In Madonna: Truth or Dare, however, the Monroe identification has shunted over to pure, voluptuous death-wish fantasy: the incredible moment of Madonna’s neck seemingly broken during massage (during which one viewer was heard to yell out :“She’s dead!”), and the rather silly MTV-style montage of her playing at being a sublime corpse at her mother’s grave. Enhancing this necrophiliac ambience is not only the usual display of signs of Madonna’s Roman Catholicism, but also, and especially, the choice of photographic texture. The grainy black-and-white used here comes in the wake of Bruce Weber, particularly his ultra-photographic films Broken Noses (1987) and Let’s Get Lost (1988). As in Weber, everyone and everything (but especially the Star) is filmed as if already dead, memorialised, fetishised, passed Body and Soul into an image-archive.
For me, the most stimulating contemporaneous intertext for Madonna: Truth or Dare was provided by the Andy Warhol film retrospective in Melbourne (1991). My mind raced at the free-associative idea of Madonna at last putting aside her Marilyn fixation and instead revisiting and re-incarnating the Factory of the ‘60s. Perhaps this is where her death-drive will inexorably take her. For – all hokey New Age positivity aside – Madonna could be at once both Edie Sedgwick and Andy: both the puppet who is so decadently on-high, so perenially stared at by the camera, that she can no longer tell what register of reality or performance she is in at any given moment; and the puppet-master who collects sexually confused young dancers and manipulates then into camp, tawdry, BDSM scenarios … endlessly recording the whole social scene on video.

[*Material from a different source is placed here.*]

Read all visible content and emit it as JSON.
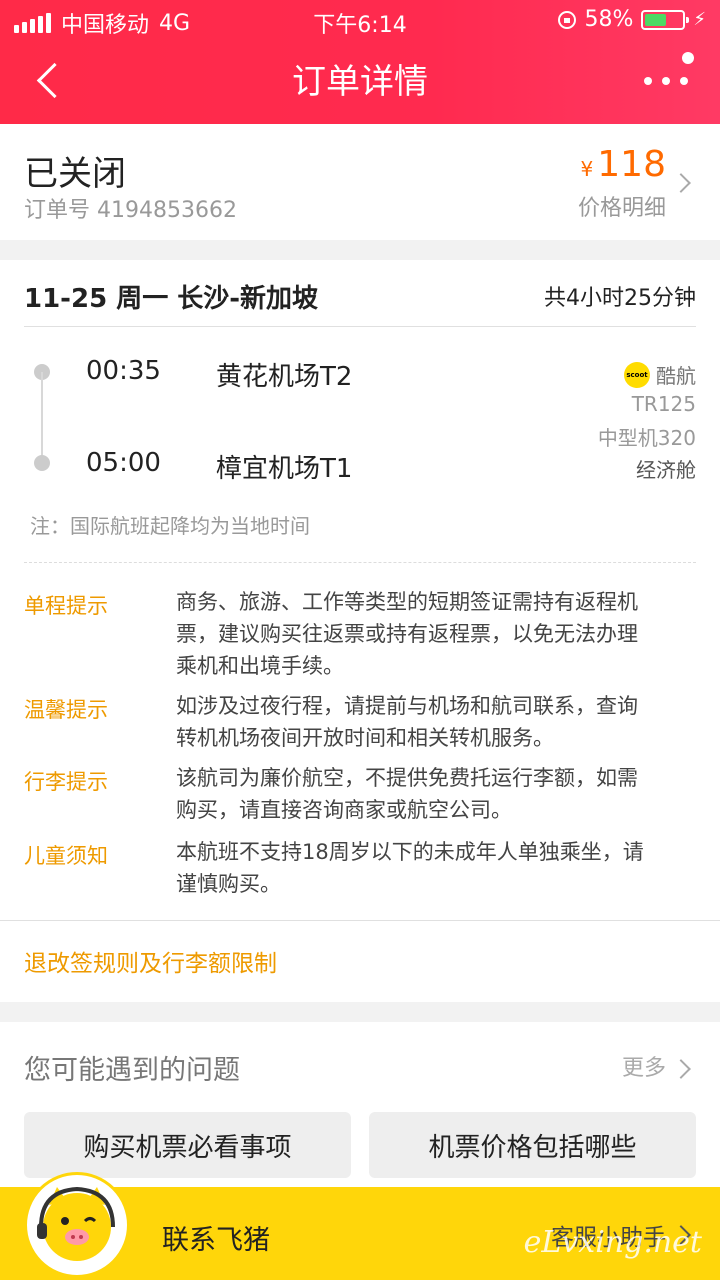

Rescued at last from oblivion, Warhol films including Beauty #2 (1965) and Vinyl (1965) turn out to be beyond good and evil, beyond life and death, beyond documentary and fiction in ways not even hinted at by Madonna: Truth or Dare. Which suggests that, after all, there might still be some cultural ground worth exploring after a decade of jaded, sampled, Pop effects.
parody: Medusa: Dare to be Truthful
2. See William D. Routt and Richard Thompson, “‘Keep Young and Beautiful’: Surplus and Subversion in Roman Scandals”, Journal of Film and Video, Vol. 42 No. 1 (Spring 1990). back
3. Eric Michaels, “My Essay on Postmodernity”, Art & Text, no. 25 (June-August 1987). Reprinted as a Postscript chapter with the altered title “My Essay on Postmodernism” in the posthumous essay collection Bad Aboriginal Art: Tradition, Media, and Technological Horizons (University of Minnesota Press, 1994), pp. 177-182. back
© Adrian Martin August 1991